Extracted records —
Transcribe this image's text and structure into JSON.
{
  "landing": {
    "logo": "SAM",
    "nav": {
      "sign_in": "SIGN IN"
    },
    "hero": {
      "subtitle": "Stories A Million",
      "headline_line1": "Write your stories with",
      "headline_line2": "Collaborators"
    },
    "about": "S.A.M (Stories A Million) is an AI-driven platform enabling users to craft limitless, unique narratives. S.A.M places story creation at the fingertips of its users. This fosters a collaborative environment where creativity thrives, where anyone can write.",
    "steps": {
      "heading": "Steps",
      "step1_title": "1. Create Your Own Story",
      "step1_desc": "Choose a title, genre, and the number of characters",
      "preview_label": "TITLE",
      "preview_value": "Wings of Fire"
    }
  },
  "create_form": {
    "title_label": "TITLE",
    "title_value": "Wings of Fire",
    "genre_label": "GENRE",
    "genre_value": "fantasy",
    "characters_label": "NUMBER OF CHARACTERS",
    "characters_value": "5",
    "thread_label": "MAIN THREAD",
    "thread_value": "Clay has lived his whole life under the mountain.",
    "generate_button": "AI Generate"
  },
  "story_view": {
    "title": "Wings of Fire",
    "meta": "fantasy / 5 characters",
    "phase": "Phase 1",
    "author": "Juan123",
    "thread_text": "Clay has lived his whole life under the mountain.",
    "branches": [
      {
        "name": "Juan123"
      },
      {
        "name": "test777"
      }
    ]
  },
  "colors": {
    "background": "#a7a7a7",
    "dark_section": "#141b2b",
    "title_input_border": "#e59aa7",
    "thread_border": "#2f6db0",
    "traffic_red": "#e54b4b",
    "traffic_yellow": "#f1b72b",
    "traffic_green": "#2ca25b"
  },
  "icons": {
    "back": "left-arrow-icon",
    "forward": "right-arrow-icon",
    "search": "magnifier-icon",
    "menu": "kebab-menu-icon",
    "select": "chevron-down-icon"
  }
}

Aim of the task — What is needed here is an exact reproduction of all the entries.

Answer to the exercise —
Transcribe this image's text and structure into JSON.
{
  "landing": {
    "logo": "SAM",
    "nav": {
      "sign_in": "SIGN IN"
    },
    "hero": {
      "subtitle": "Stories A Million",
      "headline_line1": "Write your stories with",
      "headline_line2": "Collaborators"
    },
    "about": "S.A.M (Stories A Million) is an AI-driven platform enabling users to craft limitless, unique narratives. S.A.M places story creation at the fingertips of its users. This fosters a collaborative environment where creativity thrives, where anyone can write.",
    "steps": {
      "heading": "Steps",
      "step1_title": "1. Create Your Own Story",
      "step1_desc": "Choose a title, genre, and the number of characters",
      "preview_label": "TITLE",
      "preview_value": "Wings of Fire"
    }
  },
  "create_form": {
    "title_label": "TITLE",
    "title_value": "Wings of Fire",
    "genre_label": "GENRE",
    "genre_value": "fantasy",
    "characters_label": "NUMBER OF CHARACTERS",
    "characters_value": "5",
    "thread_label": "MAIN THREAD",
    "thread_value": "Clay has lived his whole life under the mountain.",
    "generate_button": "AI Generate"
  },
  "story_view": {
    "title": "Wings of Fire",
    "meta": "fantasy / 5 characters",
    "phase": "Phase 1",
    "author": "Juan123",
    "thread_text": "Clay has lived his whole life under the mountain.",
    "branches": [
      {
        "name": "Juan123"
      },
      {
        "name": "test777"
      }
    ]
  },
  "colors": {
    "background": "#a7a7a7",
    "dark_section": "#141b2b",
    "title_input_border": "#e59aa7",
    "thread_border": "#2f6db0",
    "traffic_red": "#e54b4b",
    "traffic_yellow": "#f1b72b",
    "traffic_green": "#2ca25b"
  },
  "icons": {
    "back": "left-arrow-icon",
    "forward": "right-arrow-icon",
    "search": "magnifier-icon",
    "menu": "kebab-menu-icon",
    "select": "chevron-down-icon"
  }
}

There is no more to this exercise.